This is the time of year when many people make decisions to change their lives. A new year equals a fresh start and new opportunities. For some people, this decision takes the form of vague ideas about things they want to do differently or bad habits they want to leave behind. For others, though, the New Year begins with a formal list of goals or resolutions. Mark Twain once said about New Year’s Day: “Now is the accepted time to make your regular annual good resolutions. Next week you can begin paving hell with them as usual.”
Twain’s humorous quotation highlights the very real fact that for many people, New Year’s Resolutions are very hard to keep. There are many reasons for this difficulty. Often, people aim too high when they make resolutions; they plan for things they can’t possibly achieve, especially in the time frames they allow themselves. Additionally, while it is true that making a formal resolution can impel one to certain behavior, it is almost just as likely that formalizing a desire to change, if not done systematically and realistically, can almost paralyze one into inaction, thereby dooming the resolution.

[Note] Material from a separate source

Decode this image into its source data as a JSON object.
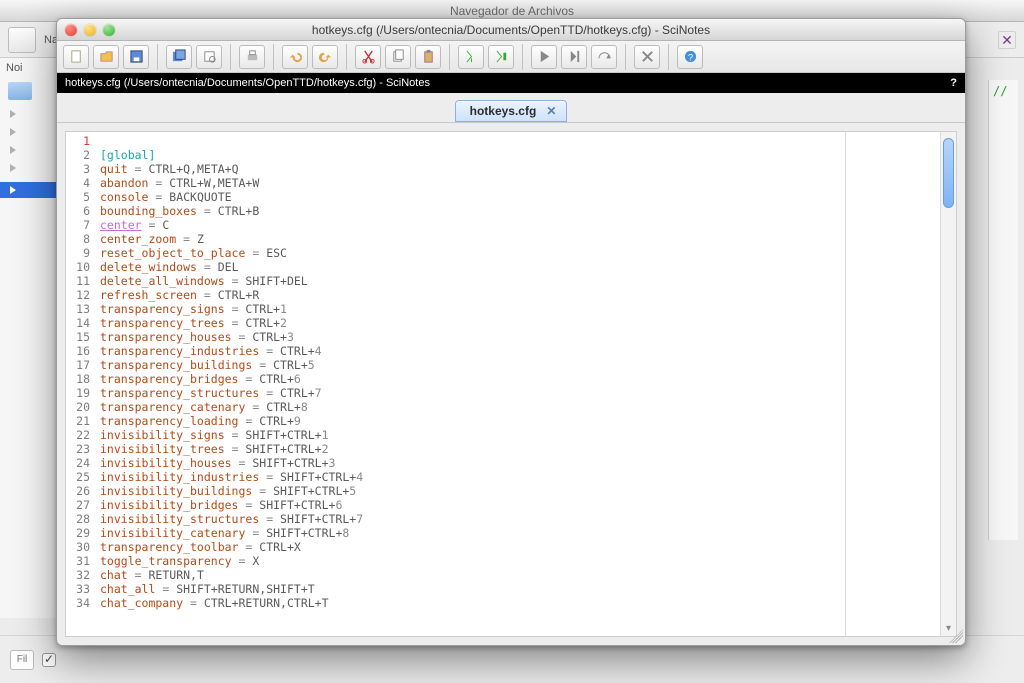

A mother would seem to face a conundrum, then. She would like to be able to teach her son the value of setting goals and making resolutions, but without the fear and risk of failure that so often accompany New Year’s Resolutions. The best answer to the question of whether to teach your son to make New Year’s Resolutions is instead to teach him to set goals all year-round. Rather than assessing his life once a year, teach him to assess his life at regular intervals, perhaps three or four times a year. In this way, the pressure of making New Year’s Resolutions is removed, and you’re teaching your son that the desire to change or improve his life is one that can be pursued any time of year, and not just on January 1.
When your son is young, you can help him with this goal-setting process, while simultaneously teaching him by example that New Year’s Resolutions are not the only process by which one attempts or achieves major life change. As he gets older, he will be able to set goals and change behaviors on his own, all the while knowing that you are there as a resource if he needs you.
There is nothing wrong with making New Year’s Resolutions, and I certainly don’t mean to imply that there is. For many people, though, even the idea of making these resolutions sets up obligations of almost mythical proportions – obligations that are simply impossible to meet. For these people, I suggest this alternate approach: give it a try this year, and see how it works, both for you and your son.